p class=”p1″>Even if Hillary Clinton wins a crushing victory in November, she will enter office as one of the most disliked presidents in history. She is seen as untrustworthy and untruthful, treating the law with haughty disdain. Many on the right, encouraged by today’s political echo chamber, believe her to be a criminal deserving of the sharp end of a firing squad. Calls for politicians to face execution used to be a mark of the insane. Now one hears them routinely.
Donald Trump asserts that a Clinton victory in November will be because she cheated. This plays into the narrative of criminality surrounding Clinton — one could argue that it is only politics a la Trump — but telling Americans that Clinton is meddling in the very mechanisms of electoral democracy is a threat to rational, reasoned discourse. It doesn’t matter that the electoral process is sound in actuality; it matters that the ballot box is believed to be impermeable to the bloody hands of the Killary cartel.
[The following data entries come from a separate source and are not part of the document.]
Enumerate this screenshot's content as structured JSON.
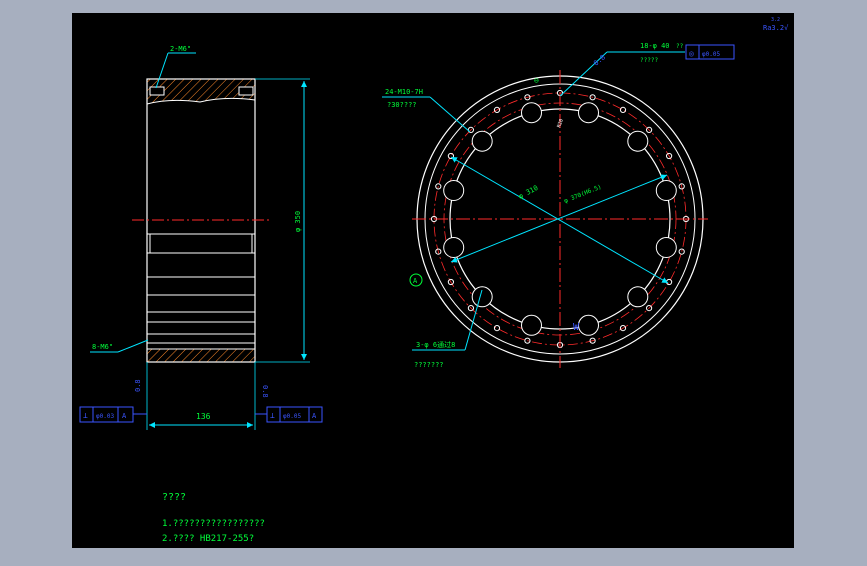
{
  "colors": {
    "background_outer": "#a7afbf",
    "sheet": "#000000",
    "line_white": "#ffffff",
    "line_red": "#ff2a2a",
    "dim_cyan": "#00e5ff",
    "text_green": "#00ff3a",
    "tol_blue": "#3a55ff",
    "hatch_orange": "#ff8a2a",
    "mark_yellow": "#ffff00"
  },
  "section_view": {
    "top_note": "2-M6\"",
    "bottom_note": "8-M6\"",
    "height_dim": "φ 350",
    "width_dim": "136",
    "left_fcf": [
      "⊥",
      "φ0.03",
      "A"
    ],
    "right_fcf": [
      "⊥",
      "φ0.05",
      "A"
    ],
    "side_mark_left": "0.8",
    "side_mark_right": "0.8"
  },
  "front_view": {
    "tl_callout_line1": "24-M10-7H",
    "tl_callout_line2": "?30????",
    "tr_callout_line1": "18-φ 40",
    "tr_callout_line2": "??",
    "tr_callout_line3": "?????",
    "tr_fcf": [
      "◎",
      "φ0.05"
    ],
    "roughness_top": "0.8",
    "roughness_corner": "Ra3.2√",
    "corner_small": "3.2",
    "dia1": "φ 310",
    "dia2": "φ 370(H6.5)",
    "bottom_callout_line1": "3-φ 6通过8",
    "bottom_callout_line2": "???????",
    "datum": "A",
    "w_mark": "W",
    "tag_small": "R20"
  },
  "notes": {
    "title": "????",
    "line1": "1.?????????????????",
    "line2": "2.???? HB217-255?"
  }
}
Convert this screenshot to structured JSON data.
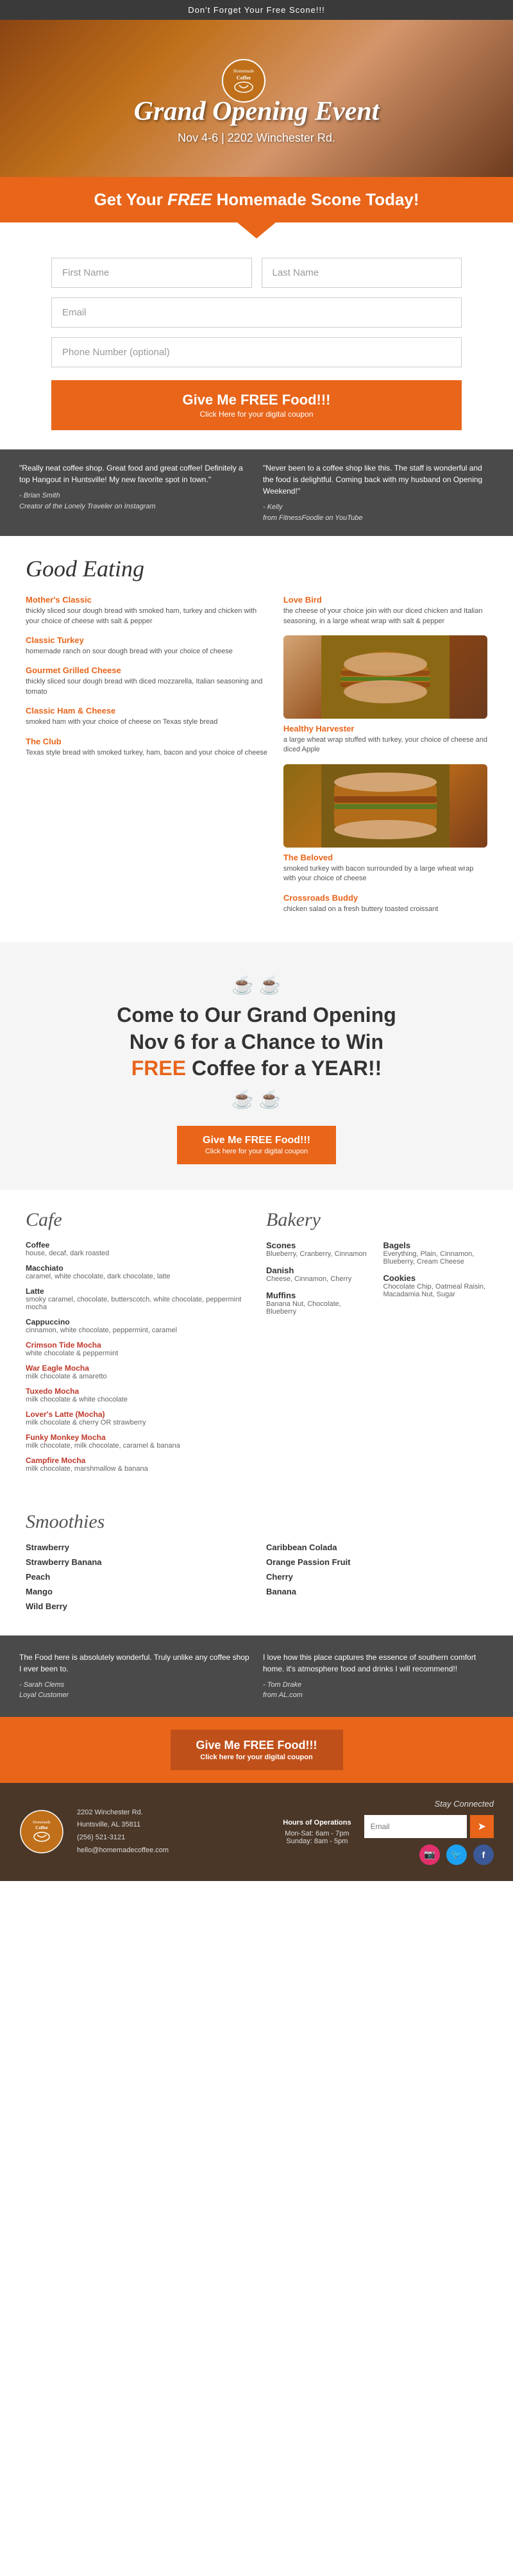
{
  "topBar": {
    "text": "Don't Forget Your Free Scone!!!"
  },
  "hero": {
    "title": "Grand Opening Event",
    "subtitle": "Nov 4-6 | 2202 Winchester Rd."
  },
  "freeBanner": {
    "text_pre": "Get Your ",
    "free": "FREE",
    "text_post": " Homemade Scone Today!"
  },
  "form": {
    "firstName": "First Name",
    "lastName": "Last Name",
    "email": "Email",
    "phone": "Phone Number (optional)",
    "submitBtn": "Give Me FREE Food!!!",
    "submitSub": "Click Here for your digital coupon"
  },
  "testimonials": [
    {
      "quote": "\"Really neat coffee shop. Great food and great coffee! Definitely a top Hangout in Huntsville! My new favorite spot in town.\"",
      "author": "- Brian Smith",
      "role": "Creator of the Lonely Traveler on Instagram"
    },
    {
      "quote": "\"Never been to a coffee shop like this. The staff is wonderful and the food is delightful. Coming back with my husband on Opening Weekend!\"",
      "author": "- Kelly",
      "role": "from FitnessFoodie on YouTube"
    }
  ],
  "goodEating": {
    "title": "Good Eating",
    "items": [
      {
        "name": "Mother's Classic",
        "desc": "thickly sliced sour dough bread with smoked ham, turkey and chicken with your choice of cheese with salt & pepper"
      },
      {
        "name": "Classic Turkey",
        "desc": "homemade ranch on sour dough bread with your choice of cheese"
      },
      {
        "name": "Gourmet Grilled Cheese",
        "desc": "thickly sliced sour dough bread with diced mozzarella, Italian seasoning and tomato"
      },
      {
        "name": "Classic Ham & Cheese",
        "desc": "smoked ham with your choice of cheese on Texas style bread"
      },
      {
        "name": "The Club",
        "desc": "Texas style bread with smoked turkey, ham, bacon and your choice of cheese"
      },
      {
        "name": "Love Bird",
        "desc": "the cheese of your choice join with our diced chicken and Italian seasoning, in a large wheat wrap with salt & pepper"
      },
      {
        "name": "Healthy Harvester",
        "desc": "a large wheat wrap stuffed with turkey, your choice of cheese and diced Apple"
      },
      {
        "name": "The Beloved",
        "desc": "smoked turkey with bacon surrounded by a large wheat wrap with your choice of cheese"
      },
      {
        "name": "Crossroads Buddy",
        "desc": "chicken salad on a fresh buttery toasted croissant"
      }
    ]
  },
  "winBanner": {
    "line1": "Come to Our Grand Opening",
    "line2": "Nov 6 for a Chance to Win",
    "free": "FREE",
    "line3": "Coffee for a YEAR!!",
    "btnLabel": "Give Me FREE Food!!!",
    "btnSub": "Click here for your digital coupon"
  },
  "cafe": {
    "title": "Cafe",
    "items": [
      {
        "name": "Coffee",
        "desc": "house, decaf, dark roasted",
        "highlight": false
      },
      {
        "name": "Macchiato",
        "desc": "caramel, white chocolate, dark chocolate, latte",
        "highlight": false
      },
      {
        "name": "Latte",
        "desc": "smoky caramel, chocolate, butterscotch, white chocolate, peppermint mocha",
        "highlight": false
      },
      {
        "name": "Cappuccino",
        "desc": "cinnamon, white chocolate, peppermint, caramel",
        "highlight": false
      },
      {
        "name": "Crimson Tide Mocha",
        "desc": "white chocolate & peppermint",
        "highlight": true
      },
      {
        "name": "War Eagle Mocha",
        "desc": "milk chocolate & amaretto",
        "highlight": true
      },
      {
        "name": "Tuxedo Mocha",
        "desc": "milk chocolate & white chocolate",
        "highlight": true
      },
      {
        "name": "Lover's Latte (Mocha)",
        "desc": "milk chocolate & cherry OR strawberry",
        "highlight": true
      },
      {
        "name": "Funky Monkey Mocha",
        "desc": "milk chocolate, milk chocolate, caramel & banana",
        "highlight": true
      },
      {
        "name": "Campfire Mocha",
        "desc": "milk chocolate, marshmallow & banana",
        "highlight": true
      }
    ]
  },
  "bakery": {
    "title": "Bakery",
    "col1": [
      {
        "name": "Scones",
        "desc": "Blueberry, Cranberry, Cinnamon"
      },
      {
        "name": "Danish",
        "desc": "Cheese, Cinnamon, Cherry"
      },
      {
        "name": "Muffins",
        "desc": "Banana Nut, Chocolate, Blueberry"
      }
    ],
    "col2": [
      {
        "name": "Bagels",
        "desc": "Everything, Plain, Cinnamon, Blueberry, Cream Cheese"
      },
      {
        "name": "Cookies",
        "desc": "Chocolate Chip, Oatmeal Raisin, Macadamia Nut, Sugar"
      }
    ]
  },
  "smoothies": {
    "title": "Smoothies",
    "col1": [
      {
        "name": "Strawberry",
        "desc": ""
      },
      {
        "name": "Strawberry Banana",
        "desc": ""
      },
      {
        "name": "Peach",
        "desc": ""
      },
      {
        "name": "Mango",
        "desc": ""
      },
      {
        "name": "Wild Berry",
        "desc": ""
      }
    ],
    "col2": [
      {
        "name": "Caribbean Colada",
        "desc": ""
      },
      {
        "name": "Orange Passion Fruit",
        "desc": ""
      },
      {
        "name": "Cherry",
        "desc": ""
      },
      {
        "name": "Banana",
        "desc": ""
      }
    ]
  },
  "bottomTestimonials": [
    {
      "quote": "The Food here is absolutely wonderful. Truly unlike any coffee shop I ever been to.",
      "author": "- Sarah Clems",
      "role": "Loyal Customer"
    },
    {
      "quote": "I love how this place captures the essence of southern comfort home. it's atmosphere food and drinks I will recommend!!",
      "author": "- Tom Drake",
      "role": "from AL.com"
    }
  ],
  "finalCta": {
    "btnLabel": "Give Me FREE Food!!!",
    "btnSub": "Click here for your digital coupon"
  },
  "footer": {
    "address": "2202 Winchester Rd.",
    "city": "Huntsville, AL 35811",
    "phone": "(256) 521-3121",
    "email": "hello@homemadecoffee.com",
    "hoursTitle": "Hours of Operations",
    "hours1": "Mon-Sat: 6am - 7pm",
    "hours2": "Sunday: 8am - 5pm",
    "emailPlaceholder": "Email",
    "emailBtn": "➤",
    "socialInstagram": "📷",
    "socialTwitter": "🐦",
    "socialFacebook": "f",
    "tagline": "Stay Connected"
  }
}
When politicians are seen to operate within a structure, merely altering the variables of that structure (who controls the presidency, number of seats in Congress, etc.), the populace retains faith in the system — what is done can always be undone. When politicians, particularly presidents (or presidential candidates), are believed to be altering that structure, changing the very processes through which the system operates and transforming the fundamental functioning of government, sections of the populace lose hope in rational dialogue as a means for effecting change.
People worry about perceived alterations of process because they transgress the bounds of the normal political ebb and flow. People begin to fear that such changes will not only disadvantage their participation in the system but threaten their lives outside the system. When the girders of American life (the right to bear arms, spurious though it may be, or representative, democratic government) are seen to be jeopardized, radicalism gains greater appeal. The water in the reservoir of tyranny is no longer contained by the great wall that each individual has mentally erected to hold back the tide and those innumerable dams begin to crack. As people watch the flood rise they see no way of preventing themselves from being drowned beneath it. Pulling the plug on the vast cesspool seems to be the only way out.
Men and women decide to take matters out of political discourse and place them squarely in the realm of physical conflict. One has only to look at the shootings of abortion clinics or recent retaliation killings of police officers to see the consequences of such action. As for Crooked Hillary, maybe there is something that “the Second Amendment people”can do… “maybe there is, I don’t know.”
Obama was threatening to some because of their belief that he is a foreign-born Muslim or simply his being a black man. All of these factors, true or false, could be argued against with the full weight of history. Those who believed him to be a member of the Muslim Brotherhood out to destroy America could easily be dismissed as unhinged.
Clinton is threatening to some because she is a woman, yes, but also because she helped her husband harass women (supposedly) and killed four Americans in Benghazi (apparently). One cannot argue against such accusations with historical force. They require nuanced and complex ripostes, subtleties that are sorely lacking from current American discourse. As such, it is more difficult to dismiss the Crooked Hillary believers as lunatics and thus more difficult to convince those with nagging doubts not to give credence to the accusations leveled against her.
Alex Davies is a senior in the College of Arts and Sciences. He can be reached at email@example.com. Have I Got News For You? appears alternate Tuesdays this semester.